“I needed to enter the studio with musicians who know how one can improvise,” Deradoorian mentioned. “There’s a component of error or sloppiness, nevertheless it was reflective of this want to not management issues an excessive amount of, and to let the setting be intertwined within the recording.” She hoped for her singing, too, to be “much less flashy” and extra weak. The nine-minute jam “The Illuminator” options congas, bells and Deradoorian enjoying the flute and intoning “The facility of depth/The facility of radiance/The facility of enjoyment!”
“I can write a pop tune,” she mentioned, “however I like music that may circulation and alter, with a root to return to.”
Deradoorian grew up in Sacramento, the daughter of artists; her father is a painter and saxophonist, and her mom is a visible artist and wire sculptor. After leaving highschool early, at 16, to tour with a handful of indie bands, she moved to Brooklyn, the place, in her earliest months, she was a member of at least six totally different tasks. At one level, she performed alongside Jack Antonoff as a multi-instrumentalist in his band Steel Train.

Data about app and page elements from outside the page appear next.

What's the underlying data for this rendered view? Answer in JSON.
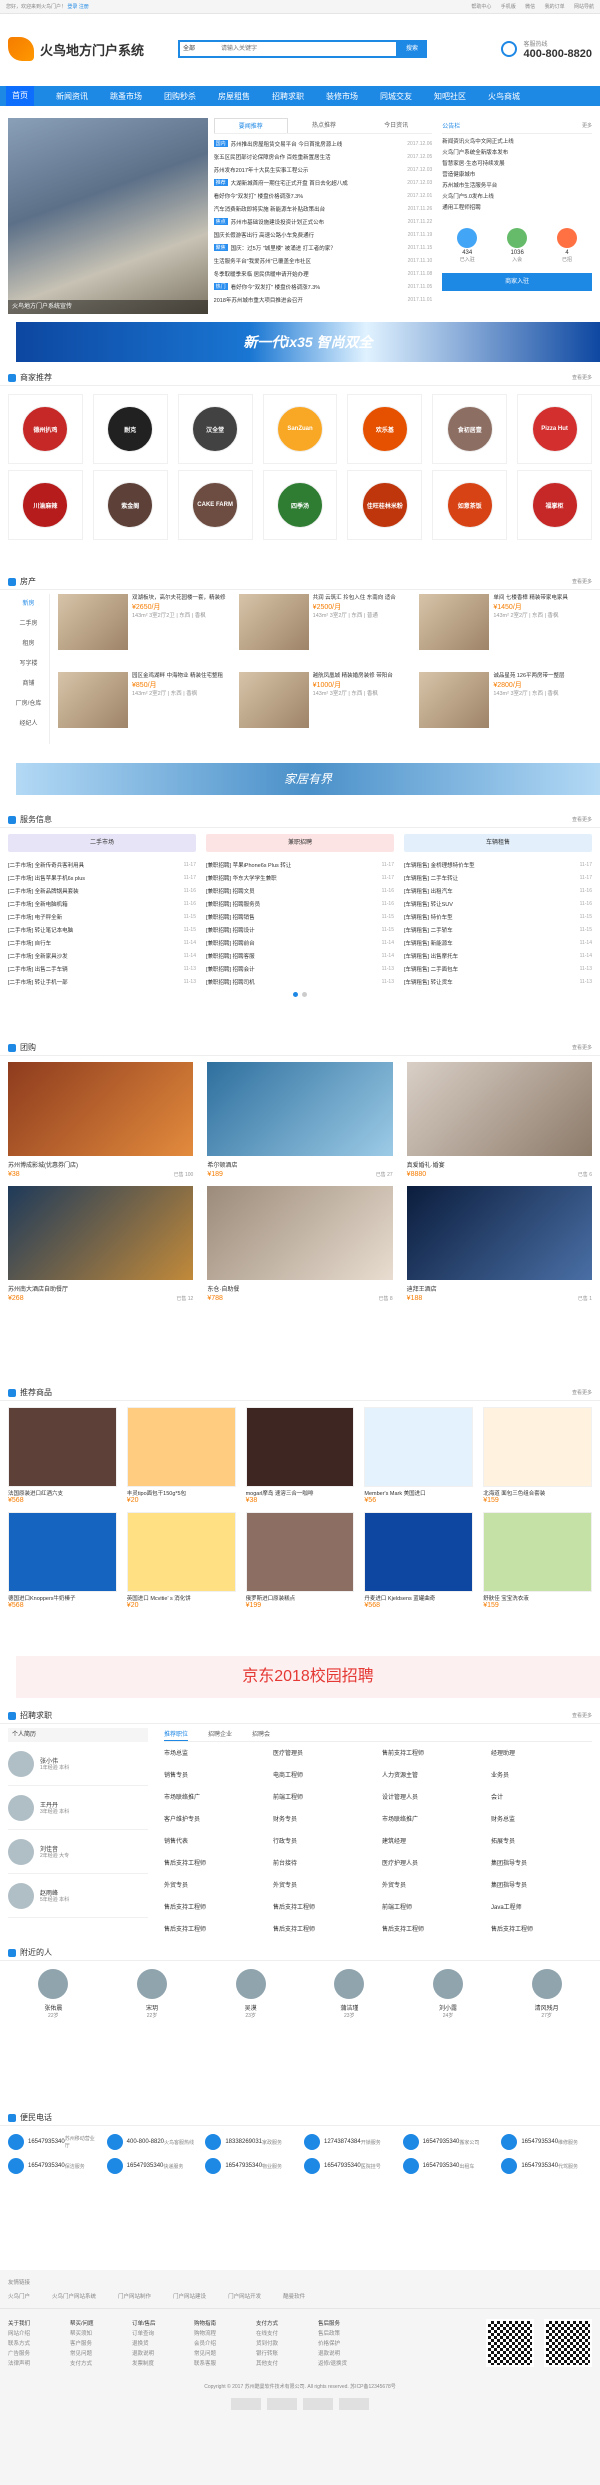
{
  "topbar": {
    "left": "您好，欢迎来到火鸟门户！",
    "login": "登录",
    "register": "注册",
    "right": [
      "帮助中心",
      "手机版",
      "微信",
      "我的订单",
      "网站导航"
    ]
  },
  "header": {
    "site": "火鸟地方门户系统",
    "search_cat": "全部",
    "search_placeholder": "请输入关键字",
    "search_btn": "搜索",
    "hot_label": "客服热线",
    "hot_phone": "400-800-8820"
  },
  "nav": [
    "首页",
    "新闻资讯",
    "跳蚤市场",
    "团购秒杀",
    "房屋租售",
    "招聘求职",
    "装修市场",
    "同城交友",
    "知吧社区",
    "火鸟商城"
  ],
  "hero": {
    "caption": "火鸟地方门户系统宣传",
    "tabs": [
      "要闻推荐",
      "热点推荐",
      "今日资讯"
    ],
    "news": [
      {
        "tag": "国内",
        "t": "苏州推出房屋租赁交易平台 今日首批房源上线",
        "d": "2017.12.06"
      },
      {
        "tag": "",
        "t": "张五区民团部讨论保障房合作 百姓重新置居生活",
        "d": "2017.12.05"
      },
      {
        "tag": "",
        "t": "苏州发布2017年十大民生实事工程公示",
        "d": "2017.12.03"
      },
      {
        "tag": "推荐",
        "t": "大湖新城首府一期住宅正式开盘 首日去化超八成",
        "d": "2017.12.03"
      },
      {
        "tag": "",
        "t": "看好你今\"双发打\" 楼盘价格调涨7.3%",
        "d": "2017.12.01"
      },
      {
        "tag": "",
        "t": "汽车消费新政即将实施 新能源车补贴政策出台",
        "d": "2017.11.26"
      },
      {
        "tag": "焦点",
        "t": "苏州市基础设施建设投资计划正式公布",
        "d": "2017.11.22"
      },
      {
        "tag": "",
        "t": "国庆长假游客出行 高速公路小车免费通行",
        "d": "2017.11.19"
      },
      {
        "tag": "聚焦",
        "t": "国庆：过5万 \"城里楼\" 被涌进 打工者的家？",
        "d": "2017.11.15"
      },
      {
        "tag": "",
        "t": "生活服务平台\"我爱苏州\"已覆盖全市社区",
        "d": "2017.11.10"
      },
      {
        "tag": "",
        "t": "冬季取暖季来临 居民供暖申请开始办理",
        "d": "2017.11.08"
      },
      {
        "tag": "热门",
        "t": "看好你今\"双发打\" 楼盘价格调涨7.3%",
        "d": "2017.11.05"
      },
      {
        "tag": "",
        "t": "2018年苏州城市重大项目推进会召开",
        "d": "2017.11.01"
      }
    ]
  },
  "notice": {
    "title": "公告栏",
    "more": "更多",
    "items": [
      "新闻资讯火鸟中文网正式上线",
      "火鸟门户系统全新版本发布",
      "智慧家居·生态可持续发展",
      "营造健康城市",
      "苏州城市生活服务平台",
      "火鸟门户5.0发布上线",
      "通用工程师招聘"
    ],
    "stats": [
      {
        "n": "434",
        "l": "已入驻"
      },
      {
        "n": "1036",
        "l": "入会"
      },
      {
        "n": "4",
        "l": "已招"
      }
    ],
    "join": "商家入驻"
  },
  "banner1": "新一代ix35 智尚双全",
  "biz": {
    "title": "商家推荐",
    "more": "查看更多",
    "items": [
      "德州扒鸡",
      "耐克",
      "汉全堂",
      "SanZuan",
      "欢乐基",
      "食初居壹",
      "Pizza Hut",
      "川渝麻辣",
      "紫金阁",
      "CAKE FARM",
      "四季汤",
      "佳旺桂林米粉",
      "如意茶饭",
      "福掌柜"
    ]
  },
  "house": {
    "title": "房产",
    "more": "查看更多",
    "side": [
      "新房",
      "二手房",
      "租房",
      "写字楼",
      "商铺",
      "厂房/仓库",
      "经纪人"
    ],
    "items": [
      {
        "t": "双湖板块，高尔夫花园楼一套，精装修",
        "p": "2650",
        "u": "/月",
        "s": "143m² 3室2厅2卫 | 东西 | 香枫"
      },
      {
        "t": "共润 云筑汇 拎包入住 东南向 适合",
        "p": "2500",
        "u": "/月",
        "s": "143m² 3室2厅 | 东西 | 普通"
      },
      {
        "t": "单间 七楼香樟 精装带家电家具",
        "p": "1450",
        "u": "/月",
        "s": "143m² 2室2厅 | 东西 | 香枫"
      },
      {
        "t": "园区金鸡湖畔 中海物业 精装住宅整租",
        "p": "850",
        "u": "/月",
        "s": "143m² 2室2厅 | 东西 | 香枫"
      },
      {
        "t": "越航凤凰城 精装婚房装修 带阳台",
        "p": "1000",
        "u": "/月",
        "s": "143m² 3室2厅 | 东西 | 香枫"
      },
      {
        "t": "诚品星苑 126平两房带一整层",
        "p": "2800",
        "u": "/月",
        "s": "143m² 3室2厅 | 东西 | 香枫"
      }
    ]
  },
  "banner2": "家居有界",
  "svc": {
    "title": "服务信息",
    "more": "查看更多",
    "tabs": [
      "二手市场",
      "兼职招聘",
      "车辆租售"
    ],
    "cols": [
      [
        "[二手市场] 全新传奇兵客利用具",
        "[二手市场] 出售苹果手机6s plus",
        "[二手市场] 全新品牌锅具套装",
        "[二手市场] 全新电脑机箱",
        "[二手市场] 电子秤全新",
        "[二手市场] 转让笔记本电脑",
        "[二手市场] 自行车",
        "[二手市场] 全新家具沙发",
        "[二手市场] 出售二手车辆",
        "[二手市场] 转让手机一部"
      ],
      [
        "[兼职招聘] 苹果iPhone6s Plus 转让",
        "[兼职招聘] 华东大学学生兼职",
        "[兼职招聘] 招聘文员",
        "[兼职招聘] 招聘服务员",
        "[兼职招聘] 招聘销售",
        "[兼职招聘] 招聘设计",
        "[兼职招聘] 招聘前台",
        "[兼职招聘] 招聘客服",
        "[兼职招聘] 招聘会计",
        "[兼职招聘] 招聘司机"
      ],
      [
        "[车辆租售] 金桥理想特价车型",
        "[车辆租售] 二手车转让",
        "[车辆租售] 出租汽车",
        "[车辆租售] 转让SUV",
        "[车辆租售] 特价车型",
        "[车辆租售] 二手轿车",
        "[车辆租售] 新能源车",
        "[车辆租售] 出售摩托车",
        "[车辆租售] 二手面包车",
        "[车辆租售] 转让货车"
      ]
    ],
    "dates": [
      "11-17",
      "11-17",
      "11-16",
      "11-16",
      "11-15",
      "11-15",
      "11-14",
      "11-14",
      "11-13",
      "11-13"
    ]
  },
  "group": {
    "title": "团购",
    "more": "查看更多",
    "items": [
      {
        "t": "苏州博成影城(优惠券门店)",
        "p": "38",
        "s": "已售 100"
      },
      {
        "t": "希尔顿酒店",
        "p": "189",
        "s": "已售 27"
      },
      {
        "t": "真爱婚礼·婚宴",
        "p": "8880",
        "s": "已售 6"
      },
      {
        "t": "苏州南大酒店自助餐厅",
        "p": "268",
        "s": "已售 12"
      },
      {
        "t": "东仓·自助餐",
        "p": "788",
        "s": "已售 8"
      },
      {
        "t": "迪拜王酒店",
        "p": "188",
        "s": "已售 1"
      }
    ]
  },
  "goods": {
    "title": "推荐商品",
    "more": "查看更多",
    "items": [
      {
        "t": "法国原装进口红酒六支",
        "p": "568"
      },
      {
        "t": "丰灵tipo面包干150g*5包",
        "p": "20"
      },
      {
        "t": "mogarl摩岛 速溶三合一咖啡",
        "p": "38"
      },
      {
        "t": "Member's Mark 美国进口",
        "p": "56"
      },
      {
        "t": "北海道 面包三色组合套装",
        "p": "159"
      },
      {
        "t": "德国进口Knoppers牛奶榛子",
        "p": "568"
      },
      {
        "t": "英国进口 Mcvitie' s 消化饼",
        "p": "20"
      },
      {
        "t": "俄罗斯进口原装糕点",
        "p": "199"
      },
      {
        "t": "丹麦进口 Kjeldsens 蓝罐曲奇",
        "p": "568"
      },
      {
        "t": "舒肤佳 宝宝洗衣液",
        "p": "159"
      }
    ]
  },
  "banner3": "京东2018校园招聘",
  "jobs": {
    "title": "招聘求职",
    "more": "查看更多",
    "people_title": "个人简历",
    "people": [
      {
        "n": "张小伟",
        "s": "1年经验 本科"
      },
      {
        "n": "王丹丹",
        "s": "3年经验 本科"
      },
      {
        "n": "刘佳音",
        "s": "2年经验 大专"
      },
      {
        "n": "赵雨峰",
        "s": "5年经验 本科"
      }
    ],
    "tabs": [
      "推荐职位",
      "招聘企业",
      "招聘会"
    ],
    "list": [
      [
        "市场总监",
        "销售专员",
        "市场联络推广",
        "客户维护专员",
        "销售代表",
        "售后支持工程师",
        "外贸专员",
        "售后支持工程师",
        "售后支持工程师"
      ],
      [
        "医疗管理员",
        "电商工程师",
        "前端工程师",
        "财务专员",
        "行政专员",
        "前台接待",
        "外贸专员",
        "售后支持工程师",
        "售后支持工程师"
      ],
      [
        "售前支持工程师",
        "人力资源主管",
        "设计管理人员",
        "市场联络推广",
        "建筑经理",
        "医疗护理人员",
        "外贸专员",
        "前端工程师",
        "售后支持工程师"
      ],
      [
        "经理助理",
        "业务员",
        "会计",
        "财务总监",
        "拓展专员",
        "集团指导专员",
        "集团指导专员",
        "Java工程师",
        "售后支持工程师"
      ]
    ]
  },
  "near": {
    "title": "附近的人",
    "people": [
      {
        "n": "张佑晨",
        "s": "22岁"
      },
      {
        "n": "宋玥",
        "s": "22岁"
      },
      {
        "n": "吴漠",
        "s": "23岁"
      },
      {
        "n": "蒲洁瑾",
        "s": "23岁"
      },
      {
        "n": "刘小露",
        "s": "24岁"
      },
      {
        "n": "清风残月",
        "s": "27岁"
      }
    ]
  },
  "phone": {
    "title": "便民电话",
    "items": [
      {
        "n": "16547935340",
        "s": "苏州移动营业厅"
      },
      {
        "n": "400-800-8820",
        "s": "火鸟客服热线"
      },
      {
        "n": "18338269031",
        "s": "家政服务"
      },
      {
        "n": "12743874384",
        "s": "开锁服务"
      },
      {
        "n": "16547935340",
        "s": "搬家公司"
      },
      {
        "n": "16547935340",
        "s": "维修服务"
      },
      {
        "n": "16547935340",
        "s": "保洁服务"
      },
      {
        "n": "16547935340",
        "s": "快递服务"
      },
      {
        "n": "16547935340",
        "s": "物业服务"
      },
      {
        "n": "16547935340",
        "s": "医院挂号"
      },
      {
        "n": "16547935340",
        "s": "出租车"
      },
      {
        "n": "16547935340",
        "s": "代驾服务"
      }
    ]
  },
  "footer": {
    "links_title": "友情链接",
    "links": [
      "火鸟门户",
      "火鸟门户网站系统",
      "门户网站制作",
      "门户网站建设",
      "门户网站开发",
      "酷曼软件"
    ],
    "cols": [
      {
        "h": "关于我们",
        "i": [
          "网站介绍",
          "联系方式",
          "广告服务",
          "法律声明"
        ]
      },
      {
        "h": "帮买/问题",
        "i": [
          "帮买须知",
          "客户服务",
          "常见问题",
          "支付方式"
        ]
      },
      {
        "h": "订单/售后",
        "i": [
          "订单查询",
          "退换货",
          "退款说明",
          "发票制度"
        ]
      },
      {
        "h": "购物指南",
        "i": [
          "购物流程",
          "会员介绍",
          "常见问题",
          "联系客服"
        ]
      },
      {
        "h": "支付方式",
        "i": [
          "在线支付",
          "货到付款",
          "银行转账",
          "其他支付"
        ]
      },
      {
        "h": "售后服务",
        "i": [
          "售后政策",
          "价格保护",
          "退款说明",
          "返修/退换货"
        ]
      }
    ],
    "copy": "Copyright © 2017 苏州酷曼软件技术有限公司. All rights reserved. 苏ICP备12345678号"
  }
}
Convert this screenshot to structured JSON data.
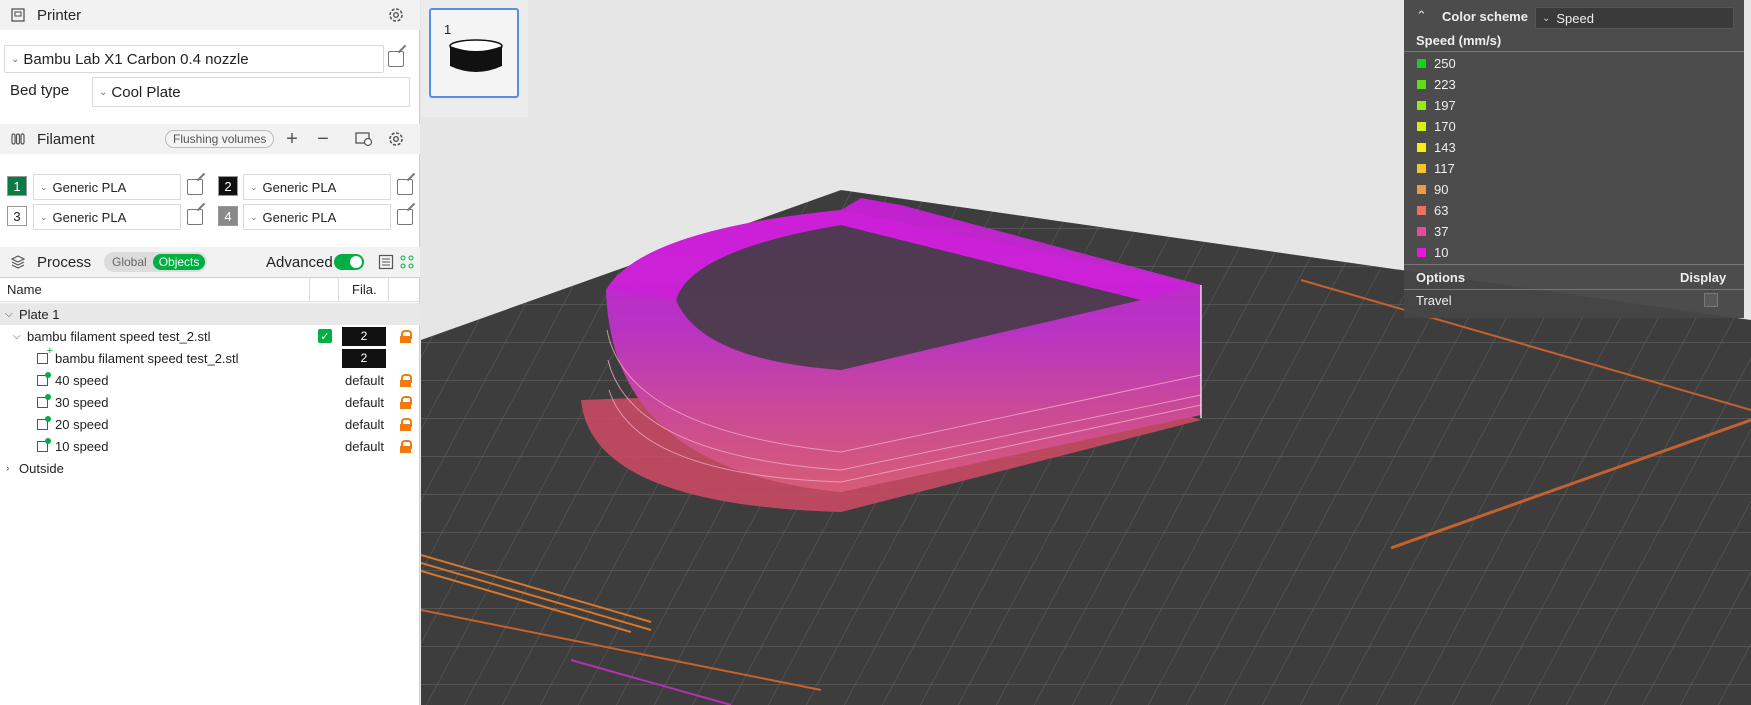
{
  "printer": {
    "title": "Printer",
    "selected": "Bambu Lab X1 Carbon 0.4 nozzle",
    "bed_type_label": "Bed type",
    "bed_type_value": "Cool Plate"
  },
  "filament": {
    "title": "Filament",
    "flushing_label": "Flushing volumes",
    "slots": [
      {
        "num": "1",
        "name": "Generic PLA",
        "color": "#0d7a45"
      },
      {
        "num": "2",
        "name": "Generic PLA",
        "color": "#111111"
      },
      {
        "num": "3",
        "name": "Generic PLA",
        "color": "#ffffff"
      },
      {
        "num": "4",
        "name": "Generic PLA",
        "color": "#8a8a8a"
      }
    ]
  },
  "process": {
    "title": "Process",
    "tab_global": "Global",
    "tab_objects": "Objects",
    "advanced_label": "Advanced"
  },
  "tree": {
    "col_name": "Name",
    "col_fila": "Fila.",
    "plate": "Plate 1",
    "object_name": "bambu filament speed test_2.stl",
    "object_fila": "2",
    "part_name": "bambu filament speed test_2.stl",
    "part_fila": "2",
    "modifiers": [
      {
        "name": "40 speed",
        "fila": "default"
      },
      {
        "name": "30 speed",
        "fila": "default"
      },
      {
        "name": "20 speed",
        "fila": "default"
      },
      {
        "name": "10 speed",
        "fila": "default"
      }
    ],
    "outside": "Outside"
  },
  "thumbnail": {
    "index": "1"
  },
  "legend": {
    "color_scheme_label": "Color scheme",
    "color_scheme_value": "Speed",
    "unit_label": "Speed (mm/s)",
    "entries": [
      {
        "value": "250",
        "color": "#17d11a"
      },
      {
        "value": "223",
        "color": "#5dde18"
      },
      {
        "value": "197",
        "color": "#9be815"
      },
      {
        "value": "170",
        "color": "#d4ef16"
      },
      {
        "value": "143",
        "color": "#f4ee12"
      },
      {
        "value": "117",
        "color": "#f6c628"
      },
      {
        "value": "90",
        "color": "#f09a45"
      },
      {
        "value": "63",
        "color": "#ec7164"
      },
      {
        "value": "37",
        "color": "#e949a1"
      },
      {
        "value": "10",
        "color": "#e517e2"
      }
    ],
    "options_label": "Options",
    "display_label": "Display",
    "travel_label": "Travel"
  },
  "colors": {
    "accent": "#00ae42",
    "bed": "#3b3b3b",
    "print_top": "#c026d3",
    "print_base": "#d5536f"
  }
}
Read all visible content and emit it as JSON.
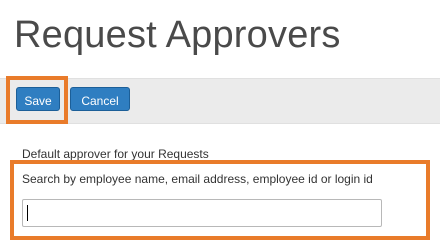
{
  "page": {
    "title": "Request Approvers"
  },
  "toolbar": {
    "save_label": "Save",
    "cancel_label": "Cancel"
  },
  "form": {
    "section_label": "Default approver for your Requests",
    "search_label": "Search by employee name, email address, employee id or login id",
    "search_value": ""
  },
  "colors": {
    "primary_button": "#2f7ec1",
    "highlight": "#e97b2a",
    "toolbar_background": "#ebebeb"
  }
}
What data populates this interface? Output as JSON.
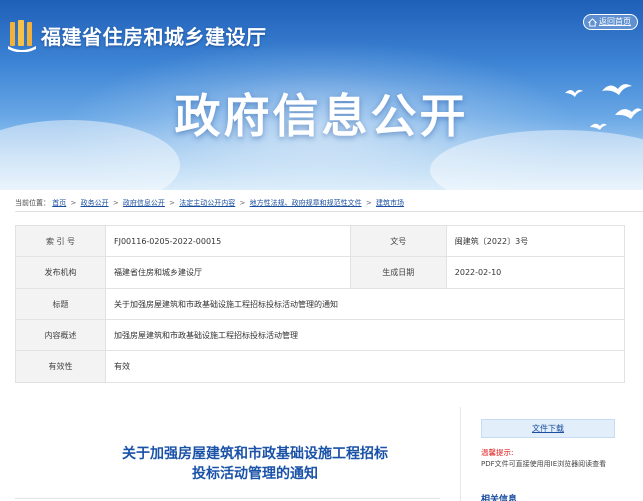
{
  "header": {
    "site_name": "福建省住房和城乡建设厅",
    "back_home": "返回首页",
    "banner_title": "政府信息公开"
  },
  "breadcrumb": {
    "prefix": "当前位置：",
    "items": [
      "首页",
      "政务公开",
      "政府信息公开",
      "法定主动公开内容",
      "地方性法规、政府规章和规范性文件",
      "建筑市场"
    ],
    "separator": ">"
  },
  "info": {
    "index_label": "索 引 号",
    "index_value": "FJ00116-0205-2022-00015",
    "doc_no_label": "文号",
    "doc_no_value": "闽建筑〔2022〕3号",
    "publisher_label": "发布机构",
    "publisher_value": "福建省住房和城乡建设厅",
    "date_label": "生成日期",
    "date_value": "2022-02-10",
    "title_label": "标题",
    "title_value": "关于加强房屋建筑和市政基础设施工程招标投标活动管理的通知",
    "summary_label": "内容概述",
    "summary_value": "加强房屋建筑和市政基础设施工程招标投标活动管理",
    "validity_label": "有效性",
    "validity_value": "有效"
  },
  "article": {
    "title_line1": "关于加强房屋建筑和市政基础设施工程招标",
    "title_line2": "投标活动管理的通知"
  },
  "sidebar": {
    "download_label": "文件下载",
    "tip_label": "温馨提示:",
    "tip_text": "PDF文件可直接使用用IE浏览器阅读查看",
    "related_label": "相关信息"
  },
  "colors": {
    "brand_blue": "#1a52a8",
    "banner_top": "#1f5fb8",
    "tip_red": "#e02020"
  }
}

She joined Dirty Projectors when she was 20. She had met its singer and guitarist Amber Coffman in Sacramento, and after they crossed paths in Brooklyn, Coffman invited her into the band — led by Dave Longstreth — as they prepared to introduce the virtuosic art-rock harmonies of “Bitte Orca” to the world in 2009. Coffman and Deradoorian’s voices were crucial components of its sound; they’re pictured on the cover.
In an interview, Longstreth called Deradoorian “a hugely defining part” of her era of Dirty Projectors. “She’s an epic personality,” he said. “You get her sense of humor, but also her sense of concentration and her seriousness.”
Dirty Projectors’ marathon practices could last 12 hours, and Deradoorian said she has held on to the discipline of those years. “I had to learn to sing with more conviction,” she said. “I started to understand how versatile the voice can be.”
After Deradoorian left the band, she relocated to Baltimore, worked odd jobs and played in Avey Tare’s Slasher Flicks, a side project started by the Animal Collective member Dave Portner. She slowly wrote her own songs, throwing many of them away.
“Coming out of bands where I was in a position of support, and also being a woman, I did not feel like I deserved to focus on myself and my own desires,” she said of this challenging creative period. “I was so used to being there for other people. It took me a long time to really be OK with doing that.”
But Deradoorian says she is doing her most meaningful work now. Amid the lyrical images of singing bowls and infinite skies on “Find the Sun,” she narrates her breakthrough on “Corsican Shores”: “Wanted bad just to be somebody/Didn’t see that I was somebody/Now I know that I am.”
And for all of the existential questing at the heart of her songs, the pure joy of Black Sabbath Cover Band Rehearsals has offered her spiritual sustenance, too. There are even echoes of its heavy, blown-out guitars in the self-possessed sound of “Find the Sun.”
“That is a perfect band,” Deradoorian said. “It has been a great lesson that I didn’t know I needed.”
She also attributed her perseverance to an ongoing dialogue around art within her strong community of musicians — like the drummer Greg Fox and the bassist Ben Greenberg, whom she collaborated with last year performing Terry Riley’s minimalist classic, “A Rainbow in Curved Air” — and friends such as the drone metal musician Stephen O’Malley.
“I feel like I finally found my closest musical family,” she said. “That is the reason I can keep doing this.”